Search the material below for the word "蓝字发票开具" and copy every line in which it occurs.

*** Begin section ***

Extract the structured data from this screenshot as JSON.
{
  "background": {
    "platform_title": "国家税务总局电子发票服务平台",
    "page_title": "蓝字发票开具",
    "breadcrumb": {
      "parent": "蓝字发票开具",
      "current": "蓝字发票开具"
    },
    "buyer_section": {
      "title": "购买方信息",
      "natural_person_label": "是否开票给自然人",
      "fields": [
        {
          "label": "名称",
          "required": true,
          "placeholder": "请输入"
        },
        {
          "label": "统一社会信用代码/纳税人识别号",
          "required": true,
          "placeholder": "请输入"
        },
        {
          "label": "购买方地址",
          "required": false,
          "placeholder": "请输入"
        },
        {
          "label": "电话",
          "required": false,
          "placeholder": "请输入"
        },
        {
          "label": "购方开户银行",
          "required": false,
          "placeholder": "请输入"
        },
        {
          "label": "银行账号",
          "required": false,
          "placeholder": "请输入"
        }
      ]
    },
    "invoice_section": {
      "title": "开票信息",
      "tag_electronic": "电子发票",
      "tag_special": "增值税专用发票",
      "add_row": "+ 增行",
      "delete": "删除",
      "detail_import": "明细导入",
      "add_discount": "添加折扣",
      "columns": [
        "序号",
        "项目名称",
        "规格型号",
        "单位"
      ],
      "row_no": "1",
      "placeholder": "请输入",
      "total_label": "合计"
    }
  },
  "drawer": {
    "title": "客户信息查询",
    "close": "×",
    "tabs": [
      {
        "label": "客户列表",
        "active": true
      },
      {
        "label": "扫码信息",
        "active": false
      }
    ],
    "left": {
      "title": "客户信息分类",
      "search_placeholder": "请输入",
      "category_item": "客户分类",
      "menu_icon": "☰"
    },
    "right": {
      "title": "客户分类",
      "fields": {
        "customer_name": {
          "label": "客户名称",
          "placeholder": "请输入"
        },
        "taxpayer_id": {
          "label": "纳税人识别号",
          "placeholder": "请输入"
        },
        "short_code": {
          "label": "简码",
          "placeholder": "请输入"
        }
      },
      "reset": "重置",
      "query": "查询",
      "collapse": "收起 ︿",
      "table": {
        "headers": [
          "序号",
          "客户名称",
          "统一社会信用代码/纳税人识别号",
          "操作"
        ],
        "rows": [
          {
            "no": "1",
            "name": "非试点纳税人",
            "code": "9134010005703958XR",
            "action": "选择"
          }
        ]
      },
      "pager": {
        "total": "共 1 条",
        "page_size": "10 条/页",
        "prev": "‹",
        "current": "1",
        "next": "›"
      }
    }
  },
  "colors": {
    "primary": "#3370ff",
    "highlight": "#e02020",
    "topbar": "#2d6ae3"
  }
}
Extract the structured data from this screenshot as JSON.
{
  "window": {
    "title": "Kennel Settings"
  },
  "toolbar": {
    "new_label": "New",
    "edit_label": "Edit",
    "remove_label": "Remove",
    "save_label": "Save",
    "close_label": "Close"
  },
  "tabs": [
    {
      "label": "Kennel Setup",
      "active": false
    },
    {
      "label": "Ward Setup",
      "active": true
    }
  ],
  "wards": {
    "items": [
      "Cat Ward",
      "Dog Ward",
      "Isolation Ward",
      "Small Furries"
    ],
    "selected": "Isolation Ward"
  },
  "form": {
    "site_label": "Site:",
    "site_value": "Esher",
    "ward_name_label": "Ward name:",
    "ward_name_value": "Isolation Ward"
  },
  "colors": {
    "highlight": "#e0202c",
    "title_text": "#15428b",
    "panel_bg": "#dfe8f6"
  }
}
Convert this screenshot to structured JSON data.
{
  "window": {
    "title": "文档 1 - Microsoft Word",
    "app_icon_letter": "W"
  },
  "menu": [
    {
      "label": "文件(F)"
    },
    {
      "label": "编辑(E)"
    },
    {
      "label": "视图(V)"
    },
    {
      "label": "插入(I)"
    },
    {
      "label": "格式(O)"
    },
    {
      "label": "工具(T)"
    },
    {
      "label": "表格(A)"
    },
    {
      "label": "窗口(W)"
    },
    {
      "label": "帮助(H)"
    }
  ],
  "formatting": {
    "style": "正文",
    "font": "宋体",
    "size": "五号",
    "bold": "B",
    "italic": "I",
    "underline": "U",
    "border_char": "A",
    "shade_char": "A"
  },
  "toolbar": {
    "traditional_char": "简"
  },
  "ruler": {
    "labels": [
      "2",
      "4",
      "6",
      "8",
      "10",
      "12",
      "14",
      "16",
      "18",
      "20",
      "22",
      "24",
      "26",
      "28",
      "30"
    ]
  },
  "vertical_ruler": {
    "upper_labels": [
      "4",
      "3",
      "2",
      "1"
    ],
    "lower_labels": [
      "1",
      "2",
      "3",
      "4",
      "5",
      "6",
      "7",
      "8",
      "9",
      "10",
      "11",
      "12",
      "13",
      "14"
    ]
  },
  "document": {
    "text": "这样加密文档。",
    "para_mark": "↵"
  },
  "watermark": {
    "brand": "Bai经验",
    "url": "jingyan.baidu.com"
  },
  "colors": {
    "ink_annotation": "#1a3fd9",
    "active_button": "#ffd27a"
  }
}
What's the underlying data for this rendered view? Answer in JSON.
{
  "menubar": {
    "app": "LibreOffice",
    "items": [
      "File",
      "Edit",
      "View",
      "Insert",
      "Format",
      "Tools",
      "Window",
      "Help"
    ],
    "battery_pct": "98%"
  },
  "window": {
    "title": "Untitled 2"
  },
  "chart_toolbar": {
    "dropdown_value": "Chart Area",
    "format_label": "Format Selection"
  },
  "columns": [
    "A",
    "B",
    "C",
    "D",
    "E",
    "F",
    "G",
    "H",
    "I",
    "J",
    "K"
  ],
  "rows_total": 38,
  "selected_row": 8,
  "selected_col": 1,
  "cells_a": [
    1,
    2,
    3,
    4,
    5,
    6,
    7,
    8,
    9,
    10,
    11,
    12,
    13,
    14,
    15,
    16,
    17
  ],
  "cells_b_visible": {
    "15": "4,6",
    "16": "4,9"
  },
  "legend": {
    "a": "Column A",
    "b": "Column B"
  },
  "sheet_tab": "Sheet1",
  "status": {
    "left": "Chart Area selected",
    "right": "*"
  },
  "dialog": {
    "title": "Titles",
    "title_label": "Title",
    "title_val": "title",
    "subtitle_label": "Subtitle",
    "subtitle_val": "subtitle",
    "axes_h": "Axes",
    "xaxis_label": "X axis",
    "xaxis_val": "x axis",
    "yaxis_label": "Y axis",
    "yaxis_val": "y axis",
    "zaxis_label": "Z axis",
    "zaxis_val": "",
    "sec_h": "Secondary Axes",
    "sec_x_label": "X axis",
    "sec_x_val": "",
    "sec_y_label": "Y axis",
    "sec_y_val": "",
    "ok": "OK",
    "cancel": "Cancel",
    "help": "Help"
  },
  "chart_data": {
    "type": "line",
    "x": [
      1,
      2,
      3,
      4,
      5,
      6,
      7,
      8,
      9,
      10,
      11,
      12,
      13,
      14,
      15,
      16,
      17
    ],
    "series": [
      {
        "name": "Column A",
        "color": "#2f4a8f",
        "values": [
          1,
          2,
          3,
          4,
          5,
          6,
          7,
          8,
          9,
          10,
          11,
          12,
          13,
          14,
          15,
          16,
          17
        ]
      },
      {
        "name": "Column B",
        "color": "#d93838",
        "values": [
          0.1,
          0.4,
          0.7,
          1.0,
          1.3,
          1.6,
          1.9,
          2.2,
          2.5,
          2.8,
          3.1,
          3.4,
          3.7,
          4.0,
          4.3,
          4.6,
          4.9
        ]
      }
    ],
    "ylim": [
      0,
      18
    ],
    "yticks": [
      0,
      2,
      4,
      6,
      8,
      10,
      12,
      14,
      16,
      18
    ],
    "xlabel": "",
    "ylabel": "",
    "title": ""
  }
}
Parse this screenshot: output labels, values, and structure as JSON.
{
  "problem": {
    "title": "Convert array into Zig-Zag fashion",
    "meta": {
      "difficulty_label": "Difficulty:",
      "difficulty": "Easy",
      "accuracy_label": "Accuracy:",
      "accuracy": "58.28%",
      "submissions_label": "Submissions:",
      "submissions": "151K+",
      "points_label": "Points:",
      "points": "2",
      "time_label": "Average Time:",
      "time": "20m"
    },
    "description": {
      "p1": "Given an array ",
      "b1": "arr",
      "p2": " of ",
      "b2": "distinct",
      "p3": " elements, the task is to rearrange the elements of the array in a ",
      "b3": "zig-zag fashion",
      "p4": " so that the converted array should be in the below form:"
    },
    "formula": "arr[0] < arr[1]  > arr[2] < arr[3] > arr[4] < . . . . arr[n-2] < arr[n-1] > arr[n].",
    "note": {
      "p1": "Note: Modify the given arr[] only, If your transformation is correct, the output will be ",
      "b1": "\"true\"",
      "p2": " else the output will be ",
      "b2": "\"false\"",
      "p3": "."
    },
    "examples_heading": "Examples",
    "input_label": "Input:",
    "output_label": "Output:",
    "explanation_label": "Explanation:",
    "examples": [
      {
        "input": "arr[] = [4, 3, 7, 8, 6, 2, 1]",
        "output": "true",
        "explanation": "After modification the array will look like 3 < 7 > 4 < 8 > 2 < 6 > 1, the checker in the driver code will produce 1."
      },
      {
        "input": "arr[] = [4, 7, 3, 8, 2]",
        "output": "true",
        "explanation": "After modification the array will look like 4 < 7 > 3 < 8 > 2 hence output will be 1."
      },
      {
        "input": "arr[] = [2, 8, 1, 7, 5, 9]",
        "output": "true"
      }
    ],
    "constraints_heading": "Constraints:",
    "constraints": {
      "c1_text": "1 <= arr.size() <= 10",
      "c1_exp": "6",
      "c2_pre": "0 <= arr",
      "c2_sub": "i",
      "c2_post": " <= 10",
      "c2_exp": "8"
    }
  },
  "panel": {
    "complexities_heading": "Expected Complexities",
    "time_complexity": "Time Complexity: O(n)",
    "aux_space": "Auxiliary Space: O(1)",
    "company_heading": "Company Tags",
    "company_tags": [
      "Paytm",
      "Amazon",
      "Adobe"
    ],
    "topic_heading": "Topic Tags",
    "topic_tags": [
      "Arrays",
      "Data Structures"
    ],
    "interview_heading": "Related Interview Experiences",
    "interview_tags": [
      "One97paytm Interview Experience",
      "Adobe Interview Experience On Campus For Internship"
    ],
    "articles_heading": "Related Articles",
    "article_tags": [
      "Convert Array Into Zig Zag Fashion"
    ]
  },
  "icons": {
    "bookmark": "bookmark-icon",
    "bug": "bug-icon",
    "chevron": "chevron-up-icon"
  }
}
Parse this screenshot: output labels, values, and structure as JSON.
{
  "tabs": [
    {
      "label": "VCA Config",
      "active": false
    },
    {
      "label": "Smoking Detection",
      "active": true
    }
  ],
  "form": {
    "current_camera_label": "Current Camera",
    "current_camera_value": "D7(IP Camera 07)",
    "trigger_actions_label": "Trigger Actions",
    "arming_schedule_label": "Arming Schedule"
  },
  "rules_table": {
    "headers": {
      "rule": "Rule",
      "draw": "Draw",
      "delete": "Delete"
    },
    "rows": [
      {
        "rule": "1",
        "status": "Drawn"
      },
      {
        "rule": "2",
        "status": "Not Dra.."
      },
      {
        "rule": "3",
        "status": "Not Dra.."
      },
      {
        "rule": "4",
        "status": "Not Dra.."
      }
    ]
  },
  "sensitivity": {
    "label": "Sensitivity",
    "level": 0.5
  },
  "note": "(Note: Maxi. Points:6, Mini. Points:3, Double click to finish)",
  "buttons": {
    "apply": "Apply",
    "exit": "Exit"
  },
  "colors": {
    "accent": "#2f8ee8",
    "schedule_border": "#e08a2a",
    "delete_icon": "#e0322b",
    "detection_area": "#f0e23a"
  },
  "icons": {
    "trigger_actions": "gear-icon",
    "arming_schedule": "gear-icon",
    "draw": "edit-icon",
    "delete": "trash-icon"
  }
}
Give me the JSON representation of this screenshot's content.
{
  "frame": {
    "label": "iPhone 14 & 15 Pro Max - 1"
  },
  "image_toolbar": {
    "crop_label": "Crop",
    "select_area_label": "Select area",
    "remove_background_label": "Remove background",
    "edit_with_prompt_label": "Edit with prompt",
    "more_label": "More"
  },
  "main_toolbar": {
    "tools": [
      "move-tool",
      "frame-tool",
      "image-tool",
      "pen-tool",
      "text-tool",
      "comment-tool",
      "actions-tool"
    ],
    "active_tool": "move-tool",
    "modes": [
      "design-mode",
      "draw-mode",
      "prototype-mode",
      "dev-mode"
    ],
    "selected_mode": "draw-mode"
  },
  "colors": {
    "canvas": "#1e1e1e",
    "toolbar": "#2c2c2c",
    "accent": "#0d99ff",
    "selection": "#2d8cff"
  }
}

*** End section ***

- SOLUTION TO THIS EXERCISE
    "page_title": "蓝字发票开具",
      "parent": "蓝字发票开具",
      "current": "蓝字发票开具"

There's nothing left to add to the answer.